Try it » Copy every line in the listing that contains "JSON".

Supplied data »

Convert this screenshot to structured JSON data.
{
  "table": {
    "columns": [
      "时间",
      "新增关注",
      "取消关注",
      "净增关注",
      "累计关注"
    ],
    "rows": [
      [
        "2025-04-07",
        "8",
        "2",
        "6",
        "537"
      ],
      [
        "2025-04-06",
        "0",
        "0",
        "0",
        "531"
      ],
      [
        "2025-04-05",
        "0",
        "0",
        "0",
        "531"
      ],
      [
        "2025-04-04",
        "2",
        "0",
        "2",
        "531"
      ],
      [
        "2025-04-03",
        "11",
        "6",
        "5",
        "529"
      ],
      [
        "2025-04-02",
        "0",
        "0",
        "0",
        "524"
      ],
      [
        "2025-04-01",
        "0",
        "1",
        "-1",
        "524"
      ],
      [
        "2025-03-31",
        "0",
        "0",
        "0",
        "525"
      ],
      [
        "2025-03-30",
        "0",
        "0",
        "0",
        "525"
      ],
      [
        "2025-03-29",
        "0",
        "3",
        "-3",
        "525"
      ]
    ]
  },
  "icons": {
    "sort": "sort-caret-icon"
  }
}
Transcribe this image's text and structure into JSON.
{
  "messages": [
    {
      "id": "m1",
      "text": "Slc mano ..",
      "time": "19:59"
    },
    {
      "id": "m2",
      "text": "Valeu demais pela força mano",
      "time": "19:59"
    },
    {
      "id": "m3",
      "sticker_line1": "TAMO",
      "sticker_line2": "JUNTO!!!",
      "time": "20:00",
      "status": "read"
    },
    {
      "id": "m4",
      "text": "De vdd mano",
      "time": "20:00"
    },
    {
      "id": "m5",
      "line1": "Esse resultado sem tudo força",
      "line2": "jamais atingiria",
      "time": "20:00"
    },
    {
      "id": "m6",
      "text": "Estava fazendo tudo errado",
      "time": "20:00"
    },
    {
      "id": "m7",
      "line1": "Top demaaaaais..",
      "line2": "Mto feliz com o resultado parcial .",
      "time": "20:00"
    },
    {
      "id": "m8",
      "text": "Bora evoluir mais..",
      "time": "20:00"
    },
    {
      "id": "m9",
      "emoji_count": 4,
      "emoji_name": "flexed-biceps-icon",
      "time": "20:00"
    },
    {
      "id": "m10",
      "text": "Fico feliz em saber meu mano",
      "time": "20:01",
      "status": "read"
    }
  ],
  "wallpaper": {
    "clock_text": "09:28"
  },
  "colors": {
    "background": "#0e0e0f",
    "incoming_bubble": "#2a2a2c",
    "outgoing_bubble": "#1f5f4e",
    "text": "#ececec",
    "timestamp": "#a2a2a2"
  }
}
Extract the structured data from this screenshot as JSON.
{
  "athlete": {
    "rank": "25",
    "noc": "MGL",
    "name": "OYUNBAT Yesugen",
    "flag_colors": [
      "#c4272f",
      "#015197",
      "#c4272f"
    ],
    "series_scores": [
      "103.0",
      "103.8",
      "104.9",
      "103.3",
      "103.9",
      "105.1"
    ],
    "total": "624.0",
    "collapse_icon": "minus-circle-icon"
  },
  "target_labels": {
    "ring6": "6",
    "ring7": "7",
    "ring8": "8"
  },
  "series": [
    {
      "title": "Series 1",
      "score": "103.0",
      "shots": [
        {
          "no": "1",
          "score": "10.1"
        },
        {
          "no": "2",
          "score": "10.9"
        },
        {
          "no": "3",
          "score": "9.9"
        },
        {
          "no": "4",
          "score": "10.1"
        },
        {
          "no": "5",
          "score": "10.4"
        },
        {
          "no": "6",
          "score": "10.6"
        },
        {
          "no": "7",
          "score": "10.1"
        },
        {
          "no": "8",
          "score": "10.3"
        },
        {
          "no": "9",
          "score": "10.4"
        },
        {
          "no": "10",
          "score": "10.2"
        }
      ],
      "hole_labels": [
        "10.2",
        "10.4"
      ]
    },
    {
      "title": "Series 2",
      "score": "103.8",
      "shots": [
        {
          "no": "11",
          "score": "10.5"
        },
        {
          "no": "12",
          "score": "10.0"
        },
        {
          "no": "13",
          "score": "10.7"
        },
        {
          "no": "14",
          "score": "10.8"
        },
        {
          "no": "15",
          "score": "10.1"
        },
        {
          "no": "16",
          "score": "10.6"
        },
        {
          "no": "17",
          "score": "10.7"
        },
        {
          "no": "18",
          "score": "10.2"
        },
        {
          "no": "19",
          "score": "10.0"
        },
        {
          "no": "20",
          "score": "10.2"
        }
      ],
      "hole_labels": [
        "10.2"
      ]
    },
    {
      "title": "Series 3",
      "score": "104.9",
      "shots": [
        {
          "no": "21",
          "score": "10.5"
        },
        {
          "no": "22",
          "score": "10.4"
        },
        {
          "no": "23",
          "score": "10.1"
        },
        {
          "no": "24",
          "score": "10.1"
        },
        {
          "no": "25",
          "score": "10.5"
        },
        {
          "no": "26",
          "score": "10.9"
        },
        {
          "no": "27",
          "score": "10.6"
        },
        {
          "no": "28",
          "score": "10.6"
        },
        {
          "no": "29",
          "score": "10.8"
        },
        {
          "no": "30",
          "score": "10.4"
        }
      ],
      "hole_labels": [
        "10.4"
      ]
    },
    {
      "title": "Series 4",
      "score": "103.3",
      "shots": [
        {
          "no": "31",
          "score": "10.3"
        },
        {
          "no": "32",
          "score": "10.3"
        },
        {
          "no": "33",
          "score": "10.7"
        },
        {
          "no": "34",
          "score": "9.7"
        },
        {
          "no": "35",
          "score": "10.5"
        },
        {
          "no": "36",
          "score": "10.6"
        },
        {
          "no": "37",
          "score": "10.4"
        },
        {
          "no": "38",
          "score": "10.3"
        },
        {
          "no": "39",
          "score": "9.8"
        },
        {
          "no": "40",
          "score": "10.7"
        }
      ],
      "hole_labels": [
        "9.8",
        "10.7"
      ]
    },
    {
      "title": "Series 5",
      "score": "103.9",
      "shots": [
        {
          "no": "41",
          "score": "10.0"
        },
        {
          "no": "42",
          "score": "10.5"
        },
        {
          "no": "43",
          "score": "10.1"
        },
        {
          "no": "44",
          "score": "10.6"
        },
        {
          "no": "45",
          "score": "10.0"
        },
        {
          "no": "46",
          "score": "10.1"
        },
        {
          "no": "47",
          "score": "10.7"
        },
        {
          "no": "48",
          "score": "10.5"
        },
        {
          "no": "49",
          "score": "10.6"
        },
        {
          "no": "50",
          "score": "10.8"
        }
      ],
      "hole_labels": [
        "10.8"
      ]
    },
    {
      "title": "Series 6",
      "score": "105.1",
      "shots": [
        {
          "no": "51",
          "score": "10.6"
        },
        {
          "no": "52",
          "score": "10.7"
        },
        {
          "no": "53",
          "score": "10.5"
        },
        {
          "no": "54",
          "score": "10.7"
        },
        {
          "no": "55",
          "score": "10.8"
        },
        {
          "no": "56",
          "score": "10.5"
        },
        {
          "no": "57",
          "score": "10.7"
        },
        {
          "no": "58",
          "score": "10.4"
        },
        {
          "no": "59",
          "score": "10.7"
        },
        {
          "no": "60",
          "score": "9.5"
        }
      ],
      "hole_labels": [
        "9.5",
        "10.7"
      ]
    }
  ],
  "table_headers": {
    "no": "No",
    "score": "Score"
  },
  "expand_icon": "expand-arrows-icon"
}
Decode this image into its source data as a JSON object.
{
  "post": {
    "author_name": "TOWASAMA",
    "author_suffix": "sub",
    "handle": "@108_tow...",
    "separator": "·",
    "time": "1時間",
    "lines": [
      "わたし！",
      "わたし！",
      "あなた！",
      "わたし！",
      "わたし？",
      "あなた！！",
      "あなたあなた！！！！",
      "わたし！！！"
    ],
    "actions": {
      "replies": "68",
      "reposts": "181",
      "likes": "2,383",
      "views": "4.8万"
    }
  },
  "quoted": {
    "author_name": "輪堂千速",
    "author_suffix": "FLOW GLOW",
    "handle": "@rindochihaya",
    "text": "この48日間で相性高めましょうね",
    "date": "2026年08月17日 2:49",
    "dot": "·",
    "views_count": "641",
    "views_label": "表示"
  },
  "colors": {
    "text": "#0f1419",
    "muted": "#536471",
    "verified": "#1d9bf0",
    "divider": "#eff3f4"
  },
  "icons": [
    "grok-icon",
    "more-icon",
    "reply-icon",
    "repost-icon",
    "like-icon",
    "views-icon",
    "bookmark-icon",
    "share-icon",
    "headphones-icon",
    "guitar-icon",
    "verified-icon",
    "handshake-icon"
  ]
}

Answer for the task »
Convert this screenshot to structured JSON data.
Transcribe this image's text and structure into JSON.
Extract the structured data from this screenshot as JSON.
Decode this image into its source data as a JSON object.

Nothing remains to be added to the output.